Dataset excerpts:
Start of Block
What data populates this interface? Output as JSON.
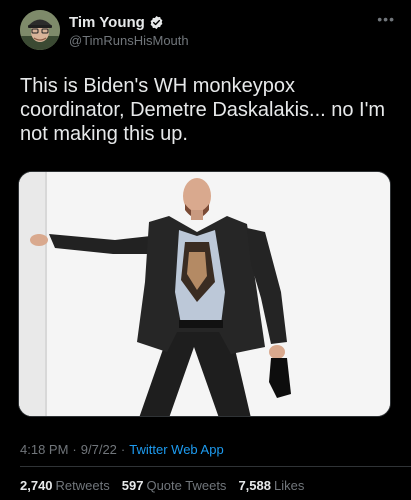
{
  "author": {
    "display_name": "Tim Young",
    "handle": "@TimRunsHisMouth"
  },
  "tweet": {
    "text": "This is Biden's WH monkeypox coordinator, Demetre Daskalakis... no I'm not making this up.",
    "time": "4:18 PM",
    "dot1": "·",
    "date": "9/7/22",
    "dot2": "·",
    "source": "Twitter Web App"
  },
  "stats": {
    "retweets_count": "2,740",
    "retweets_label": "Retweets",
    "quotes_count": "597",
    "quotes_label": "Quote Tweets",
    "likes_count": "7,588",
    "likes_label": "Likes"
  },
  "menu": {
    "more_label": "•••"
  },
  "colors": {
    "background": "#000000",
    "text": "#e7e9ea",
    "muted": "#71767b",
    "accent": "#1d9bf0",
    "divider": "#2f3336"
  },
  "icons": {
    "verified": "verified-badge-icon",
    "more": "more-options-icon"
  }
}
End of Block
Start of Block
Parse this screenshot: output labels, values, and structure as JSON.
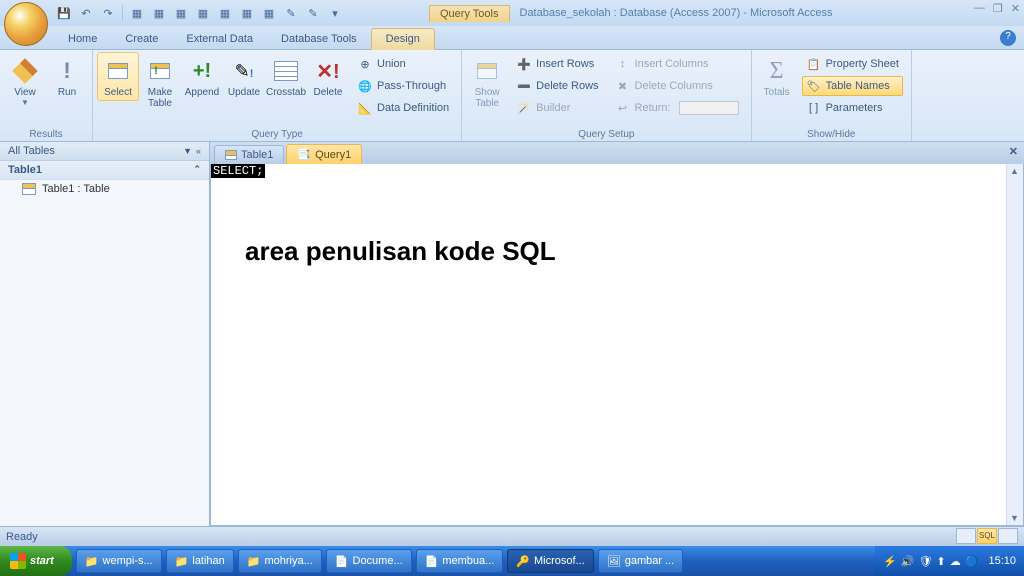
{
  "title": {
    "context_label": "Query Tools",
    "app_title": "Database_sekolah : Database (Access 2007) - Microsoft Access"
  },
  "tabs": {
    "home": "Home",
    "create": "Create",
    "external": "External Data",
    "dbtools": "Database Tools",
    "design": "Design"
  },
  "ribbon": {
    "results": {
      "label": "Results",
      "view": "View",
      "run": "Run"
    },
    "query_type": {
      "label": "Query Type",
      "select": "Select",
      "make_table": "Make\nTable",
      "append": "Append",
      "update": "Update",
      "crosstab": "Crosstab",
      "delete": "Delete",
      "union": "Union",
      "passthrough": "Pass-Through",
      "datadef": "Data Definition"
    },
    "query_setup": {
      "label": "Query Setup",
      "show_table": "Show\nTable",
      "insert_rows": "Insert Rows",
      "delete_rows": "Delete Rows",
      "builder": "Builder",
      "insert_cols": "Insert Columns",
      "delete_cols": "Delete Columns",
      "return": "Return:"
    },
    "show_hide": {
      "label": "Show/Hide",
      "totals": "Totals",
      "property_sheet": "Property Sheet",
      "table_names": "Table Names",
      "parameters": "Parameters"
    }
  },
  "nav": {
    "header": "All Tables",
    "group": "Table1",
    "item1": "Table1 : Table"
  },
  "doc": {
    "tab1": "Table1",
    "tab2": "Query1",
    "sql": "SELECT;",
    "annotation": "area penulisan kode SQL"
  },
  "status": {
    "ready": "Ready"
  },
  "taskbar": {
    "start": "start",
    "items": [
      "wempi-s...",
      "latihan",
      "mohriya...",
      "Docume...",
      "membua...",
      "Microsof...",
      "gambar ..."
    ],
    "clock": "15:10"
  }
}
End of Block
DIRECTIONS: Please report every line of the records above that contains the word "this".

TASK ANSWER:
What data populates this interface? Output as JSON.
    "text": "This is Biden's WH monkeypox coordinator, Demetre Daskalakis... no I'm not making this up.",
Parse this screenshot: output labels, values, and structure as JSON.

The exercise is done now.